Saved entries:
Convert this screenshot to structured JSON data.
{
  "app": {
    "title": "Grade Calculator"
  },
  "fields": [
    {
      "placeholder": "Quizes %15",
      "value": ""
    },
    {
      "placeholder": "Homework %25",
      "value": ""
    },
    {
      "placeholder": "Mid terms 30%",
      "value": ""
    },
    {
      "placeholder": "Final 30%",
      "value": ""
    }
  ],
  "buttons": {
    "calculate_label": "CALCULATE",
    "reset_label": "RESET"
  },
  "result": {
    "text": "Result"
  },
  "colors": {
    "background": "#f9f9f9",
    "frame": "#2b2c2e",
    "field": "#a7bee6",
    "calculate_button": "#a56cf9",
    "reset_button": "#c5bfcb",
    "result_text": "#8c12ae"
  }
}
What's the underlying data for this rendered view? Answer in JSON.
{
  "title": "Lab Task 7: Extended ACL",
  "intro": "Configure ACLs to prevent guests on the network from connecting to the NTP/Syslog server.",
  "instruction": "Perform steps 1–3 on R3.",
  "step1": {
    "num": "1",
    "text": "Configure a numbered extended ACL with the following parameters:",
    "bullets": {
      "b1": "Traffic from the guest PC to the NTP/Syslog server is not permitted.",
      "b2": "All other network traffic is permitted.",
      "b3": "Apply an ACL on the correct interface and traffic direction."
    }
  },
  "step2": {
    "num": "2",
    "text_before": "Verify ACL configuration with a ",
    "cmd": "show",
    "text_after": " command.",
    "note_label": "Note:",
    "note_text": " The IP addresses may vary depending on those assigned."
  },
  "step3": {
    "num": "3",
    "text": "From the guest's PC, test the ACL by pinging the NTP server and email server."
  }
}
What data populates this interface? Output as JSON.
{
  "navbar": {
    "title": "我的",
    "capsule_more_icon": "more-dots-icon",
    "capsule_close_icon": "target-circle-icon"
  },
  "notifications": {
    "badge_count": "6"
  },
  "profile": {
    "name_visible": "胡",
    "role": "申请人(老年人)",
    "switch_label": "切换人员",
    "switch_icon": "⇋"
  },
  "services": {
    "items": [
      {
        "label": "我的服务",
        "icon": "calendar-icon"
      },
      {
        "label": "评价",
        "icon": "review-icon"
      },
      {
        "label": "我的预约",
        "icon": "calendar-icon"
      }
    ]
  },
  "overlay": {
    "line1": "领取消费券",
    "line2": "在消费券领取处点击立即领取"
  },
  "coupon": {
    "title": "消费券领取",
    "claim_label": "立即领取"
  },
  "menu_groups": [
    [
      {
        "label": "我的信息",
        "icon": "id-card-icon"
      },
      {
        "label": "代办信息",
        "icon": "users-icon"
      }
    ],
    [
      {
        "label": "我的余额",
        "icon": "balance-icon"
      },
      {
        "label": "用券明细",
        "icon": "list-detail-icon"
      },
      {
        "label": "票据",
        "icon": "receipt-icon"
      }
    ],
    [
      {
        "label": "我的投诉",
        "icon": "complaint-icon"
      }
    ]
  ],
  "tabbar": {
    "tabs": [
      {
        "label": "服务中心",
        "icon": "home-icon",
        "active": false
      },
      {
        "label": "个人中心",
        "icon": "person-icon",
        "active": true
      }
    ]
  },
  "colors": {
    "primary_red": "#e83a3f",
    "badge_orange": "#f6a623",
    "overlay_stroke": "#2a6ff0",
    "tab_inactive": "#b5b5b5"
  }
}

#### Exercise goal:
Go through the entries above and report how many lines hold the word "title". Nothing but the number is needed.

#### Finished exercise:
4